As to the remaining seven corporations, there is currently no evidence before the Court that would allow it to determine whether plaintiff controls these corporations. Normally, this would defeat plaintiff's claim, because plaintiff bears the burden of showing that the prerequisites to the Williams Packing exceptions to the Anti-Injunction Act are met. Flynn, 786 F.2d at 589. Plaintiff, however, argues that the government has not come forward with any evidence to support its claim that plaintiff controls these corporations, leaving plaintiff with the onerous burden of proving the negative that he does not own the corporations.
Normally, the burden of proof in a challenge to federal taxes lies with the taxpayer. Williams v. Commissioner, 92 T.C. 920, 934 (1989); Kamholz v. Commissioner, 94 T.C. 11, 16 (1990). One reason for this rule is because "the facts and figures on which tax liability rests are peculiarly within the taxpayer's knowledge." Williams, 92 T.C. at 936 (citing Campbell v. United States, 365 U.S. 85, 96, 5 L. Ed. 2d 428, 81 S. Ct. 421 (1961)). However, where information lies within the control of the government, courts have held that if the taxpayer makes a "plausible and believable" request for relief, the burden of proof may then shift to the government. Williams, 92 T.C. at 935; Kamholz, 94 T.C. at 15.
Even if the Court were to apply this rule here, plaintiff has not at this stage made a "plausible and believable" assertion that, viewing the facts and law most favorably to the government, the government is certain to fail on the merits of its case. In his affidavit, plaintiff simply denies control over the ten foreign corporations as that term is used in I.R.C. § 6038. (Wheaton Aff. at P 3.) Although in theory this allegation may be plausible and believable, the Court does not deem it sufficient to shift the burden of proof to the government in a case otherwise barred by the Anti-Injunction Act. Instead, plaintiff must come forward with information known or reasonably accessible to him regarding his knowledge of or ownership interest in the foreign corporations. While the Court will not rule out the possibility that plaintiff could make such a showing at a later date, he has not done so for the purposes of the current motion.

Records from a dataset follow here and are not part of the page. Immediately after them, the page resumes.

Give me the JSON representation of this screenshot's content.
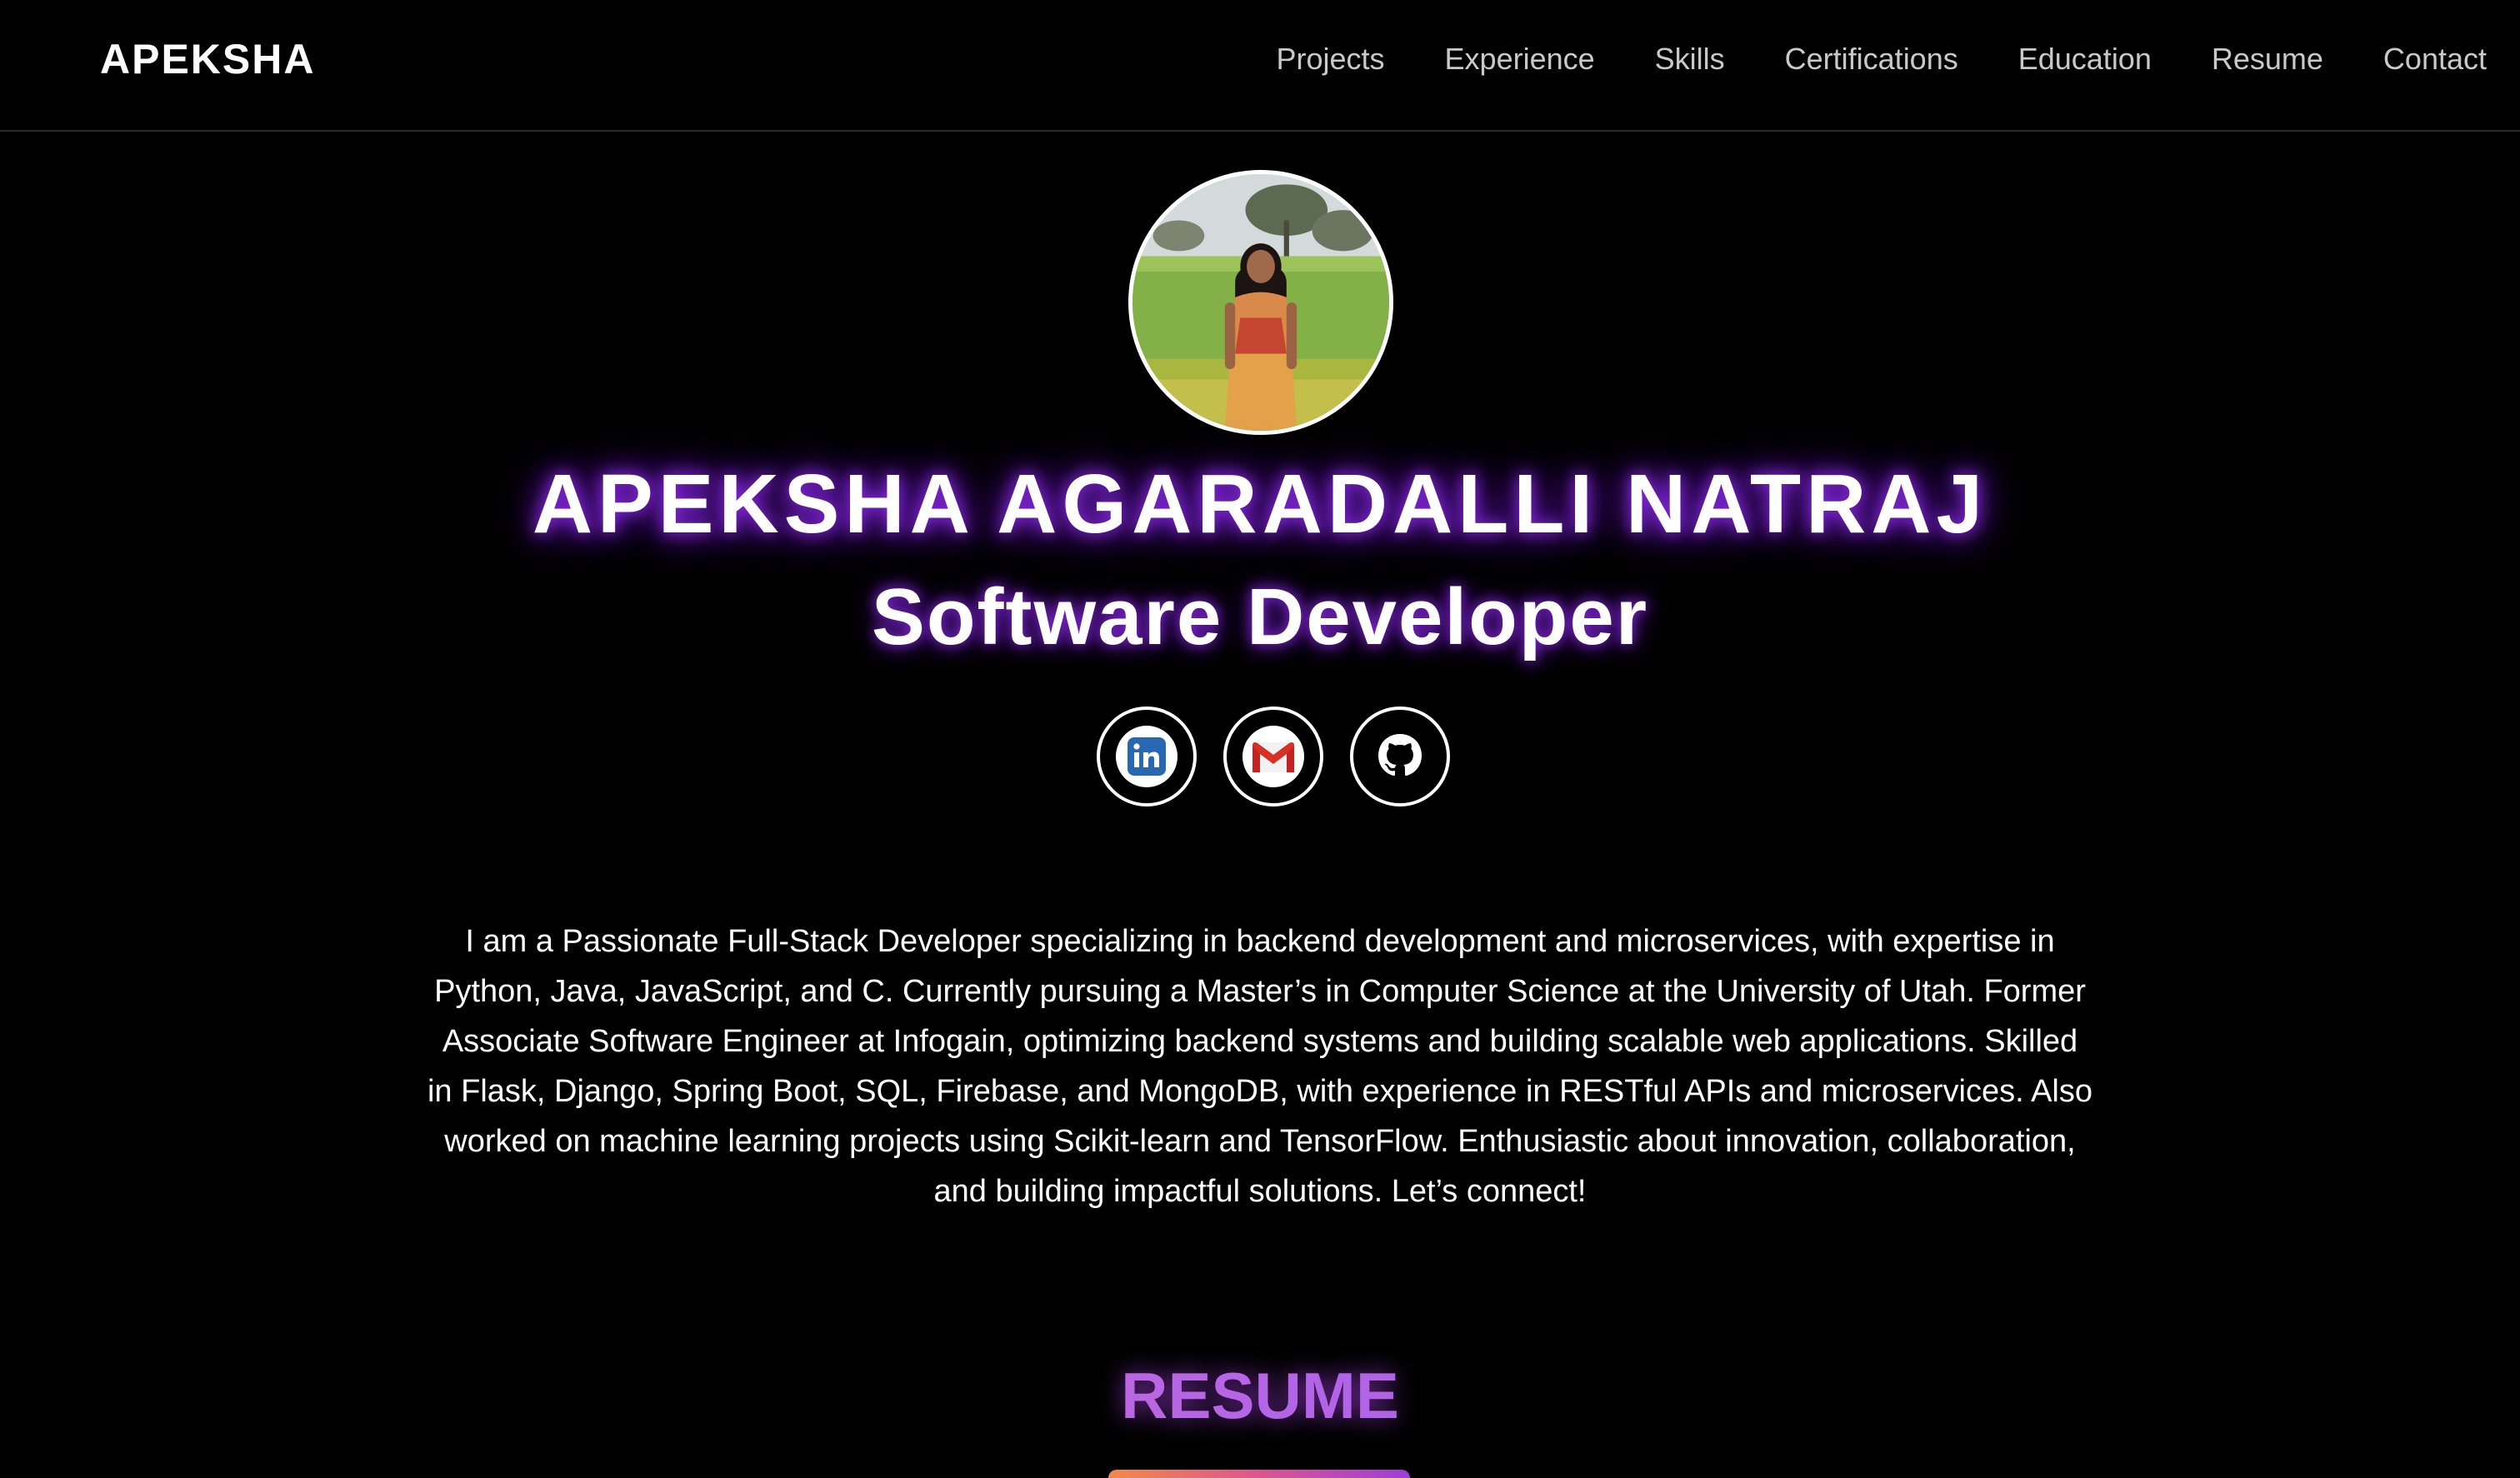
{
  "nav": {
    "brand": "APEKSHA",
    "links": [
      "Projects",
      "Experience",
      "Skills",
      "Certifications",
      "Education",
      "Resume",
      "Contact"
    ]
  },
  "hero": {
    "avatar_icon": "profile-photo",
    "name": "APEKSHA AGARADALLI NATRAJ",
    "role": "Software Developer",
    "socials": [
      {
        "icon": "linkedin-icon",
        "color": "#2867b2"
      },
      {
        "icon": "gmail-icon",
        "color": "#d93025"
      },
      {
        "icon": "github-icon",
        "color": "#ffffff"
      }
    ],
    "bio": "I am a Passionate Full-Stack Developer specializing in backend development and microservices, with expertise in Python, Java, JavaScript, and C. Currently pursuing a Master’s in Computer Science at the University of Utah. Former Associate Software Engineer at Infogain, optimizing backend systems and building scalable web applications. Skilled in Flask, Django, Spring Boot, SQL, Firebase, and MongoDB, with experience in RESTful APIs and microservices. Also worked on machine learning projects using Scikit-learn and TensorFlow. Enthusiastic about innovation, collaboration, and building impactful solutions. Let’s connect!"
  },
  "resume": {
    "heading": "RESUME"
  },
  "colors": {
    "background": "#000000",
    "glow": "#8a2be2",
    "nav_text": "#c9c9c9",
    "accent_gradient_start": "#f08a4b",
    "accent_gradient_end": "#9b3fd6"
  }
}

Plaintiff's only remaining avenue to challenge the § 6038(b) penalty is to pay the amount at issue and then sue for a refund. See 28 U.S.C. § 1346(a). See also Flora v. United States, 362 U.S. 145, 4 L. Ed. 2d 623, 80 S. Ct. 630 (1960) (suit under § 1346(a) requires prepayment of amount at issue); Miskovsky v. United States, 414 F.2d 954, 956 (3d Cir. 1969) (same). The Court recognizes that this leaves plaintiff in the position of paying a substantial tax penalty without prepayment review, but this is the remedy mandated by the Anti-Injunction Act. See Iannelli v. Long, 487 F.2d 317, 318 (3d Cir. 1973) (Anti-Injunction Act "reflects an evident purpose to protect the public revenue from court imposed delays in the collection of taxes, leaving aggrieved taxpayers to sue for refunds of any amounts improperly collected."). Because plaintiff has not shown that the Anti-Injunction Act does not apply to this case, the motion for preliminary relief will be denied.
Because plaintiff has not shown that the Anti-Injunction Act does not apply to this case, his motion for a preliminary injunction will be denied.
An appropriate order will enter on even date herewith.
Joseph E. Irenas
DATED: June 13, 1995